RECORDED DATA:
━━━━━━━━━━
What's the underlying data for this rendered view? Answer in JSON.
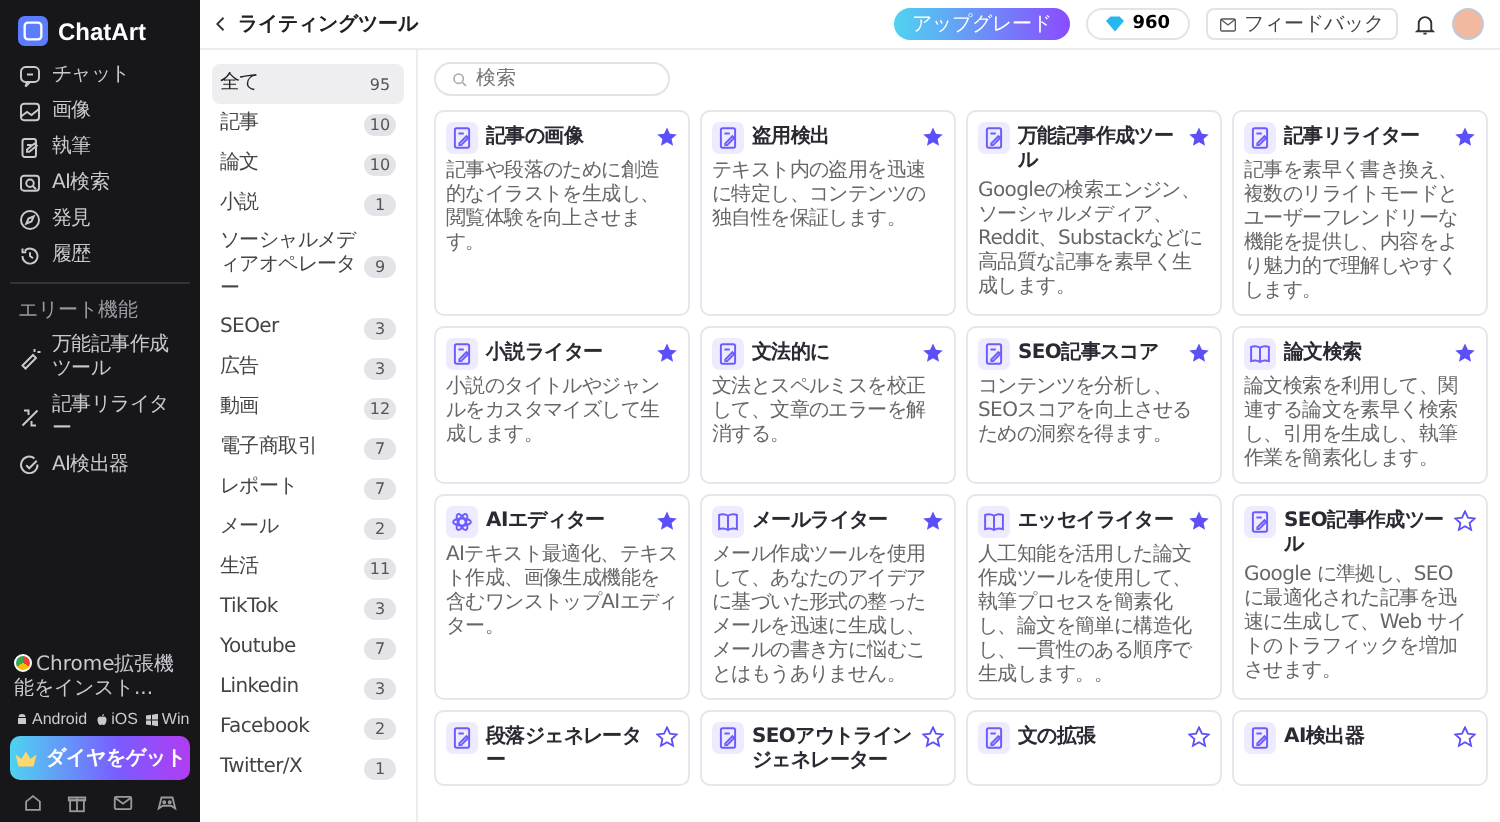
{
  "sidebar": {
    "logo": "ChatArt",
    "nav": [
      "チャット",
      "画像",
      "執筆",
      "AI検索",
      "発見",
      "履歴"
    ],
    "section_title": "エリート機能",
    "pro_items": [
      "万能記事作成ツール",
      "記事リライター",
      "AI検出器"
    ],
    "extension": "Chrome拡張機能をインスト...",
    "platforms": [
      "Android",
      "iOS",
      "Win"
    ],
    "cta": "ダイヤをゲット"
  },
  "header": {
    "title": "ライティングツール",
    "upgrade": "アップグレード",
    "credits": "960",
    "feedback": "フィードバック"
  },
  "categories": [
    {
      "label": "全て",
      "count": "95",
      "selected": true
    },
    {
      "label": "記事",
      "count": "10",
      "selected": false
    },
    {
      "label": "論文",
      "count": "10",
      "selected": false
    },
    {
      "label": "小説",
      "count": "1",
      "selected": false
    },
    {
      "label": "ソーシャルメディアオペレーター",
      "count": "9",
      "selected": false
    },
    {
      "label": "SEOer",
      "count": "3",
      "selected": false
    },
    {
      "label": "広告",
      "count": "3",
      "selected": false
    },
    {
      "label": "動画",
      "count": "12",
      "selected": false
    },
    {
      "label": "電子商取引",
      "count": "7",
      "selected": false
    },
    {
      "label": "レポート",
      "count": "7",
      "selected": false
    },
    {
      "label": "メール",
      "count": "2",
      "selected": false
    },
    {
      "label": "生活",
      "count": "11",
      "selected": false
    },
    {
      "label": "TikTok",
      "count": "3",
      "selected": false
    },
    {
      "label": "Youtube",
      "count": "7",
      "selected": false
    },
    {
      "label": "Linkedin",
      "count": "3",
      "selected": false
    },
    {
      "label": "Facebook",
      "count": "2",
      "selected": false
    },
    {
      "label": "Twitter/X",
      "count": "1",
      "selected": false
    }
  ],
  "search": {
    "placeholder": "検索"
  },
  "tools": [
    {
      "title": "記事の画像",
      "description": "記事や段落のために創造的なイラストを生成し、閲覧体験を向上させます。",
      "kind": "document",
      "favorite": true
    },
    {
      "title": "盗用検出",
      "description": "テキスト内の盗用を迅速に特定し、コンテンツの独自性を保証します。",
      "kind": "document",
      "favorite": true
    },
    {
      "title": "万能記事作成ツール",
      "description": "Googleの検索エンジン、ソーシャルメディア、Reddit、Substackなどに高品質な記事を素早く生成します。",
      "kind": "document",
      "favorite": true
    },
    {
      "title": "記事リライター",
      "description": "記事を素早く書き換え、複数のリライトモードとユーザーフレンドリーな機能を提供し、内容をより魅力的で理解しやすくします。",
      "kind": "document",
      "favorite": true
    },
    {
      "title": "小説ライター",
      "description": "小説のタイトルやジャンルをカスタマイズして生成します。",
      "kind": "document",
      "favorite": true
    },
    {
      "title": "文法的に",
      "description": "文法とスペルミスを校正して、文章のエラーを解消する。",
      "kind": "document",
      "favorite": true
    },
    {
      "title": "SEO記事スコア",
      "description": "コンテンツを分析し、SEOスコアを向上させるための洞察を得ます。",
      "kind": "document",
      "favorite": true
    },
    {
      "title": "論文検索",
      "description": "論文検索を利用して、関連する論文を素早く検索し、引用を生成し、執筆作業を簡素化します。",
      "kind": "book",
      "favorite": true
    },
    {
      "title": "AIエディター",
      "description": "AIテキスト最適化、テキスト作成、画像生成機能を含むワンストップAIエディター。",
      "kind": "atom",
      "favorite": true
    },
    {
      "title": "メールライター",
      "description": "メール作成ツールを使用して、あなたのアイデアに基づいた形式の整ったメールを迅速に生成し、メールの書き方に悩むことはもうありません。",
      "kind": "book",
      "favorite": true
    },
    {
      "title": "エッセイライター",
      "description": "人工知能を活用した論文作成ツールを使用して、執筆プロセスを簡素化し、論文を簡単に構造化し、一貫性のある順序で生成します。。",
      "kind": "book",
      "favorite": true
    },
    {
      "title": "SEO記事作成ツール",
      "description": "Google に準拠し、SEO に最適化された記事を迅速に生成して、Web サイトのトラフィックを増加させます。",
      "kind": "document",
      "favorite": false
    },
    {
      "title": "段落ジェネレーター",
      "kind": "document",
      "favorite": false
    },
    {
      "title": "SEOアウトラインジェネレーター",
      "kind": "document",
      "favorite": false
    },
    {
      "title": "文の拡張",
      "kind": "document",
      "favorite": false
    },
    {
      "title": "AI検出器",
      "kind": "document",
      "favorite": false
    }
  ]
}
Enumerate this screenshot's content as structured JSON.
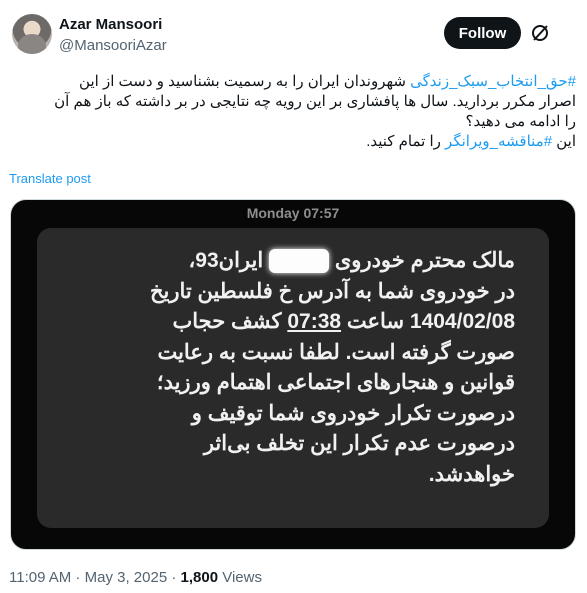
{
  "author": {
    "name": "Azar Mansoori",
    "handle": "@MansooriAzar"
  },
  "follow_label": "Follow",
  "post": {
    "line1_hashtag": "#حق_انتخاب_سبک_زندگی",
    "line1_text": " شهروندان ایران را به رسمیت بشناسید و دست از این",
    "line2": "اصرار مکرر بردارید. سال ها پافشاری بر این رویه چه نتایجی در بر داشته که باز هم آن",
    "line3": "را ادامه می دهید؟",
    "line4_prefix": "این ",
    "line4_hashtag": "#مناقشه_ویرانگر",
    "line4_suffix": " را تمام کنید."
  },
  "translate_label": "Translate post",
  "media": {
    "date_label": "Monday 07:57",
    "sms": {
      "l1a": "مالک محترم خودروی",
      "l1b": "ایران93،",
      "l2": "در خودروی شما به آدرس خ فلسطین تاریخ",
      "l3a": "1404/02/08 ساعت ",
      "l3b": "07:38",
      "l3c": " کشف حجاب",
      "l4": "صورت گرفته است. لطفا نسبت به رعایت",
      "l5": "قوانین و هنجارهای اجتماعی اهتمام ورزید؛",
      "l6": "درصورت تکرار خودروی شما توقیف و",
      "l7": "درصورت عدم تکرار این تخلف بی‌اثر",
      "l8": "خواهدشد."
    }
  },
  "footer": {
    "time": "11:09 AM",
    "sep1": " · ",
    "date": "May 3, 2025",
    "sep2": " · ",
    "views_count": "1,800",
    "views_label": " Views"
  },
  "icons": {
    "more": "grok-slash-circle-icon"
  },
  "colors": {
    "link": "#1d9bf0",
    "follow_bg": "#0f1419",
    "muted": "#536471"
  }
}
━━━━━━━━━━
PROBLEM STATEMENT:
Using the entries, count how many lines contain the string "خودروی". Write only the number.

EXERCISE SOLUTION:
3